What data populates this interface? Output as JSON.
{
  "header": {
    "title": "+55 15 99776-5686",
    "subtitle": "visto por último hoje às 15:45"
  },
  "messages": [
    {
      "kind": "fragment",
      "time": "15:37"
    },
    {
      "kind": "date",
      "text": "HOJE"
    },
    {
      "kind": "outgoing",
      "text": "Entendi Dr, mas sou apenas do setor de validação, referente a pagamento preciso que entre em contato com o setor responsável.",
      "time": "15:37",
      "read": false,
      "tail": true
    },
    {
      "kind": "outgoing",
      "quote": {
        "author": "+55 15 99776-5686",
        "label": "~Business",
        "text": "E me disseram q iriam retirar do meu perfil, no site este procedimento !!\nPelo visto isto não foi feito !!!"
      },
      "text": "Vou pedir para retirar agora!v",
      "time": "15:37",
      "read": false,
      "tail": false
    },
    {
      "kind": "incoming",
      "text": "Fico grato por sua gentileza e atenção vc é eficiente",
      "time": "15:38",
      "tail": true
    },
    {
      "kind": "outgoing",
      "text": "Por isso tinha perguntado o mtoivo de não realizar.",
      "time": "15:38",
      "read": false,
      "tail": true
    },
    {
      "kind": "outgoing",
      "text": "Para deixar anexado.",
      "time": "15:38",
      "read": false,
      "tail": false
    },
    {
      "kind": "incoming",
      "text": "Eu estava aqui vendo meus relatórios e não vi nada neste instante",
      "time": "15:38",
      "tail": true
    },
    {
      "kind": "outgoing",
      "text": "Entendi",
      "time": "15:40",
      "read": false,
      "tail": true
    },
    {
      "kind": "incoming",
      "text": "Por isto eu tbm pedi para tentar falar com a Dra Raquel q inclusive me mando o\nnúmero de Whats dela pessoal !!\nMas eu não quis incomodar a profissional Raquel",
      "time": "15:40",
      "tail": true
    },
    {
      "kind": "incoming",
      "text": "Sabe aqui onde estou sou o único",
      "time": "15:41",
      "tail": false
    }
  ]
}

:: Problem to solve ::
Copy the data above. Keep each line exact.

:: Task output ::
What data populates this interface? Output as JSON.
{
  "header": {
    "title": "+55 15 99776-5686",
    "subtitle": "visto por último hoje às 15:45"
  },
  "messages": [
    {
      "kind": "fragment",
      "time": "15:37"
    },
    {
      "kind": "date",
      "text": "HOJE"
    },
    {
      "kind": "outgoing",
      "text": "Entendi Dr, mas sou apenas do setor de validação, referente a pagamento preciso que entre em contato com o setor responsável.",
      "time": "15:37",
      "read": false,
      "tail": true
    },
    {
      "kind": "outgoing",
      "quote": {
        "author": "+55 15 99776-5686",
        "label": "~Business",
        "text": "E me disseram q iriam retirar do meu perfil, no site este procedimento !!\nPelo visto isto não foi feito !!!"
      },
      "text": "Vou pedir para retirar agora!v",
      "time": "15:37",
      "read": false,
      "tail": false
    },
    {
      "kind": "incoming",
      "text": "Fico grato por sua gentileza e atenção vc é eficiente",
      "time": "15:38",
      "tail": true
    },
    {
      "kind": "outgoing",
      "text": "Por isso tinha perguntado o mtoivo de não realizar.",
      "time": "15:38",
      "read": false,
      "tail": true
    },
    {
      "kind": "outgoing",
      "text": "Para deixar anexado.",
      "time": "15:38",
      "read": false,
      "tail": false
    },
    {
      "kind": "incoming",
      "text": "Eu estava aqui vendo meus relatórios e não vi nada neste instante",
      "time": "15:38",
      "tail": true
    },
    {
      "kind": "outgoing",
      "text": "Entendi",
      "time": "15:40",
      "read": false,
      "tail": true
    },
    {
      "kind": "incoming",
      "text": "Por isto eu tbm pedi para tentar falar com a Dra Raquel q inclusive me mando o\nnúmero de Whats dela pessoal !!\nMas eu não quis incomodar a profissional Raquel",
      "time": "15:40",
      "tail": true
    },
    {
      "kind": "incoming",
      "text": "Sabe aqui onde estou sou o único",
      "time": "15:41",
      "tail": false
    }
  ]
}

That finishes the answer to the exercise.